In the shade of a pedestrian bridge, where old men and women sit on the concrete benches, staring out to sea, a wall has been splashed with color and the spray-painted words “NO WAR.”
The phrase is part of a mural of a crying child carrying a teddy bear that’s been shot in the head.
A spray-painted mural depicting a crying child carrying a teddy bear that’s been shot in the head, by the artist James Grimaud. Credit Gianni Cipriano for The New York Times
This wall, like many on the island, was earmarked by the local council for street art.
Malta is so fond of what other cities would call graffiti, a government agency, Arts Council Malta, teaches street art in schools and even in some retirement homes.
James Grimaud, the artist who painted the antiwar mural, teaches students to sketch, make stencils and use spray paint.
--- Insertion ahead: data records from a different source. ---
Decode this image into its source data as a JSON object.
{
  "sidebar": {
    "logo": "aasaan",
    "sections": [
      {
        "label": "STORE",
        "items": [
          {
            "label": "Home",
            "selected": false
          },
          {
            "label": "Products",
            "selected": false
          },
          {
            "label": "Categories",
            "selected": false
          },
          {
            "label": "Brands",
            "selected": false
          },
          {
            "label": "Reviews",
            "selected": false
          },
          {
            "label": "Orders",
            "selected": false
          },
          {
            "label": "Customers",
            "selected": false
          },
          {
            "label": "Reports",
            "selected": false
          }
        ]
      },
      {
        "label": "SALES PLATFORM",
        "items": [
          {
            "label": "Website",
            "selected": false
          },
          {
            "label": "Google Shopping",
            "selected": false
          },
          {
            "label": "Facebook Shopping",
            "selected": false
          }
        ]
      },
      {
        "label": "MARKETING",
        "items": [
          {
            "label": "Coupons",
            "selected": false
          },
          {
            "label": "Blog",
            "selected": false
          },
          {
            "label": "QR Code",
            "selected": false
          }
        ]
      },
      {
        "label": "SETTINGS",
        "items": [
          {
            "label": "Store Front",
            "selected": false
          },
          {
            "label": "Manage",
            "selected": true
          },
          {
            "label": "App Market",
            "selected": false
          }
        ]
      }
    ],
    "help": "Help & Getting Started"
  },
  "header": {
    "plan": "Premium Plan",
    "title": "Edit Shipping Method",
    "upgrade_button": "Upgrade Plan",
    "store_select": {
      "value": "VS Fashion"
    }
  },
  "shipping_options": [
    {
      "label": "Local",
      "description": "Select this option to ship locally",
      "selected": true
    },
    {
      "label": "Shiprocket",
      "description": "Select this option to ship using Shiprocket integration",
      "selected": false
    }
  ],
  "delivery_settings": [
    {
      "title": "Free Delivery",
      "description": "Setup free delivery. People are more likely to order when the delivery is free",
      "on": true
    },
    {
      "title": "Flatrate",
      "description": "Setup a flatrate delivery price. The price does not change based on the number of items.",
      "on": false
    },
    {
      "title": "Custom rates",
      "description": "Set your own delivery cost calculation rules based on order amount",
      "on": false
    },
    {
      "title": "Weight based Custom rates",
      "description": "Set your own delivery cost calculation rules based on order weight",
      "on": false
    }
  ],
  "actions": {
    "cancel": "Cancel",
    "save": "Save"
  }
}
Sandra Borg, of the arts council, said the street art projects “engage with numerous communities and contribute directly to urban regeneration.”
Left, a mural by James Grimaud, depicting the Monopoly man riding a cart driven by four oxen, on the walls of abandoned buildings in the White Rocks area of Pembroke, Malta. Credit Gianni Cipriano for The New York Times
The island’s streets had traditionally been dotted with works of devotional art, depicting figures like the Virgin Mary, and Mr. Grimaud said “there isn’t a history of vandalism on the island.”
That might be part of why the modern murals, which are more likely to focus on political corruption or the commercialization of the island, are still treated with a kind of secular reverence.
Graffiti depicting Donald J. Trump is seen here on the wall of an abandoned building of the White Rocks complex in Pembroke, Malta. Credit Gianni Cipriano for The New York Times